The exterior is a slightly redesigned version of the 3 Series’ body, going all the way back to 2004. This is less a statement of a stale design and more an acknowledgement of just how good BMW got it the first time around. Yet even as similar as the current 3 Series is to those that have been produced in the 13 years before it, there are some new flourishes that many drivers will appreciate.
The newest 3 Series has a slightly more aggressive stance and makes use of some sharper angles as well as channels and grooves in both the body and the hood. This, coupled with the 3 Series’ low profile and oversize rims, gives the car a more foreboding presence, making it closely reminiscent of its larger cousin, the 7 Series. Both the front fascia and rear taillight section have been subtly tweaked. Overall, the car has a serious street presence. You’ll be eager to pull up to the valet in the new 3 Series.
Because the 3 Series is a line of sports sedans and not just a single model, it comes with a wide variety of engines and other appointments. The standard model, the 330i, comes with a 2.0 liter, inline four-cylinder engine that is capable of producing 248 horsepower. The engine puts power to the wheels via a 10-speed, automatic transmission, which is capable of powering the car from 0 to 60 in just 5.4 seconds, making it one of the fastest sports sedans on the market today.
The 3 Series also features the feared and respected M3, one of the closest things to a true supercar that a sedan under $70,000 that exists. The M3 is powered by a 3.0 liter straight-six that makes an astounding 444 horsepower and can rocket the sports sedan from 0 to 60 in a hair under 4 seconds. The M3 starts at $65,000.
The 3 Series features an interior that is heavily derived from its larger counterpart, the 7 Series. It has a decidedly upscale feel, with polished aluminum accents throughout the cabin and tasteful use of leather paneling. The interior is a nice place to spend a two hour road trip or your daily commute.
Overall, the new 3 Series delivers excellent value. The car starts at $33,000.
Leasing can be superior to buying for a large number of reasons. But the most convincing reason to lease a car is the enormous immediate and near-term savings it can provide to the consumer.
A typical BMW 3 Series can be leased for as little as $400 per month. That same car may cost as much as $1,000 per month when bought on a bank loan. Over the course of a typical 36-month lease, this can easily add up to thousands or even tends of thousands of dollars in savings.
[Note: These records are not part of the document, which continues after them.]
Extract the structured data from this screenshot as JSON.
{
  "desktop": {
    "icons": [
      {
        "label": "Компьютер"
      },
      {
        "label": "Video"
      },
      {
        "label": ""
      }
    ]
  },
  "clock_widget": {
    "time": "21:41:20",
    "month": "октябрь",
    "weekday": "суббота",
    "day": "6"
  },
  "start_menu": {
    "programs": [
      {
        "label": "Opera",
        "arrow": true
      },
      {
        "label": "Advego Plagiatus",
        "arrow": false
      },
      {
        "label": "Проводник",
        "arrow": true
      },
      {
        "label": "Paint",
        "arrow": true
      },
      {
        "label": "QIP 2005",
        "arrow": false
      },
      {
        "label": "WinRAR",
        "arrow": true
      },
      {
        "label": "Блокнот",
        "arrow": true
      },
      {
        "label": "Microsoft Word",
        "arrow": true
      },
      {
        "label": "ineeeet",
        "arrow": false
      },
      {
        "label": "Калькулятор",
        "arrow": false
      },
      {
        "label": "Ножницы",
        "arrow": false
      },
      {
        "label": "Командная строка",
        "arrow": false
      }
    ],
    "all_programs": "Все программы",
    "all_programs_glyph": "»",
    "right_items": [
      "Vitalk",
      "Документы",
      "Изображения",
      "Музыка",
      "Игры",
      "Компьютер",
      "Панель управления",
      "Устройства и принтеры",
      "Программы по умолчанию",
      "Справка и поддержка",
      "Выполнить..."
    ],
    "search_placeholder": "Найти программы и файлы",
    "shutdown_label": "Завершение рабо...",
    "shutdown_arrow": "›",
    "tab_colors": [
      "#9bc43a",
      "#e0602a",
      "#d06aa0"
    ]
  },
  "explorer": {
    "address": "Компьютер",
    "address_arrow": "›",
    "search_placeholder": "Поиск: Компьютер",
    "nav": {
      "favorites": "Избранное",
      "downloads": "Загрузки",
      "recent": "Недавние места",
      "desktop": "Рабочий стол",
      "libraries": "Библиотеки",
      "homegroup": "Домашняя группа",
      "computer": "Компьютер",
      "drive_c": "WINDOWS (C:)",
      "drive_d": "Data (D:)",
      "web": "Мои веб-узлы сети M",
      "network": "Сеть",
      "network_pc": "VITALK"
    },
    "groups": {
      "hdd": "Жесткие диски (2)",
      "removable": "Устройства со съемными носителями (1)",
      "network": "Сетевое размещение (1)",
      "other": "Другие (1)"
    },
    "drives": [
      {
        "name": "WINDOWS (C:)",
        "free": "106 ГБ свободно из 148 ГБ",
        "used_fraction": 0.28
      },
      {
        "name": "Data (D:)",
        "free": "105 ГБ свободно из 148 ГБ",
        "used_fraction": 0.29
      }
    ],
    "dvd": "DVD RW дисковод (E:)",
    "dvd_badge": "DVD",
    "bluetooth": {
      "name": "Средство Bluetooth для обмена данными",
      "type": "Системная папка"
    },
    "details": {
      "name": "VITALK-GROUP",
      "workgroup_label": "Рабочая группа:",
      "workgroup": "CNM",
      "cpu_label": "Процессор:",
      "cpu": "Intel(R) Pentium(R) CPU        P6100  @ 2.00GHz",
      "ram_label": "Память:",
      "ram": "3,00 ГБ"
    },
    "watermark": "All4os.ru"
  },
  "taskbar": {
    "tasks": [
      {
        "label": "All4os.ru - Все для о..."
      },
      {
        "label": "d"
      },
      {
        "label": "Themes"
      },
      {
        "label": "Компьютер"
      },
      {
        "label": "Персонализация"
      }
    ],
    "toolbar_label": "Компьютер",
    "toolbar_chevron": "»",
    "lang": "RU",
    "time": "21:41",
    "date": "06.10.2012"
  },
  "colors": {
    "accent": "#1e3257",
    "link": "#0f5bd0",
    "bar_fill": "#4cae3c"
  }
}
But there are equally large savings on up-front costs. The drive-off costs of a new BMW bought on bank loan, by the time the down payment, closing fees and taxes have been paid, will often exceed $10,000. The same car, when acquired on lease, may be driven off the lot for less than $1,000 in total cash outlays. This means you can retain all of that money, which would have otherwise been sunk into a rapidly depreciating asset, to invest in other pursuits.
Even for those who shun the idea of not owning their vehicle, there are many reasons to take another look at leasing.